(Items from an interface collection)
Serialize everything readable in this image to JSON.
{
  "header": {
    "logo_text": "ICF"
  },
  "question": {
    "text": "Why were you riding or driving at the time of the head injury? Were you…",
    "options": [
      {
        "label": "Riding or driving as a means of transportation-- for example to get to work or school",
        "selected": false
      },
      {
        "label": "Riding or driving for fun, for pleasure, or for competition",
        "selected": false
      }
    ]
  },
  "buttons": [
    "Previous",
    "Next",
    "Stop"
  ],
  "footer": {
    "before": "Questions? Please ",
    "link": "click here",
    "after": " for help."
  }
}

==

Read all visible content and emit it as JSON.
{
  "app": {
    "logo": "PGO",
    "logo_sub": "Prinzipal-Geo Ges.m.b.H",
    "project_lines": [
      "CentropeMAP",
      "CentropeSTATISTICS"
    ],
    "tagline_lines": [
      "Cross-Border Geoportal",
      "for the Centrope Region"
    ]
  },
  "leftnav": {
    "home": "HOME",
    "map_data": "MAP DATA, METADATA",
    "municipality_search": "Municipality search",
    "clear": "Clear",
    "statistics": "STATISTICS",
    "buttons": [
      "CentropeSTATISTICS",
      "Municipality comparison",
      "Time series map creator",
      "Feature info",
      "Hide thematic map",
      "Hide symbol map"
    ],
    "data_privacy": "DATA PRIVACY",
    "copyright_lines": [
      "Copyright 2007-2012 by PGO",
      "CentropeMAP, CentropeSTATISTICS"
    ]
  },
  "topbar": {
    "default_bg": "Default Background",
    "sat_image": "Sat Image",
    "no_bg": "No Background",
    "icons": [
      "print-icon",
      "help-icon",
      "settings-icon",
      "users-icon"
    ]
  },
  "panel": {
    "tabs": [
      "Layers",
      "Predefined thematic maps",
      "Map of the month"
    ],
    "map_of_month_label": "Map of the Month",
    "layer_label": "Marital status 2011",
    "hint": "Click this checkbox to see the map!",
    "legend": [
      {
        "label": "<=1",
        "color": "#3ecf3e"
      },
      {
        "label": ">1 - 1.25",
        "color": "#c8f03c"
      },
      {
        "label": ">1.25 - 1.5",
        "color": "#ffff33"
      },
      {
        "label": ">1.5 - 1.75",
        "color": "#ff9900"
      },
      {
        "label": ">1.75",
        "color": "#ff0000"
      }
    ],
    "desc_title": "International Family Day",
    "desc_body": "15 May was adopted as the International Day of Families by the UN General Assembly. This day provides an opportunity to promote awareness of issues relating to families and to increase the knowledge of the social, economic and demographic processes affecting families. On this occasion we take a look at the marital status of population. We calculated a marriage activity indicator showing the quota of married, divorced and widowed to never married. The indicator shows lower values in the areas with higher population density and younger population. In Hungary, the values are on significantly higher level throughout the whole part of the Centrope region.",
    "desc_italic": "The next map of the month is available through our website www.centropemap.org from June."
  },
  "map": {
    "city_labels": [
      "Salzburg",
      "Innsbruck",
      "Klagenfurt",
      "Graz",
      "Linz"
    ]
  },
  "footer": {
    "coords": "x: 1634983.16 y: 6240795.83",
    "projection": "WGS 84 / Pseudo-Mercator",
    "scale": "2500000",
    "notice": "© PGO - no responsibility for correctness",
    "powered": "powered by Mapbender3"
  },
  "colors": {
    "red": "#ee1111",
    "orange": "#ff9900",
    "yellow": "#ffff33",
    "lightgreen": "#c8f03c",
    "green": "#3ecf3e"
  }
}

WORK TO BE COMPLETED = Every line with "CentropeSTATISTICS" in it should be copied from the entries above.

RESPONSE BELOW =
      "CentropeSTATISTICS"
      "CentropeSTATISTICS",
      "CentropeMAP, CentropeSTATISTICS"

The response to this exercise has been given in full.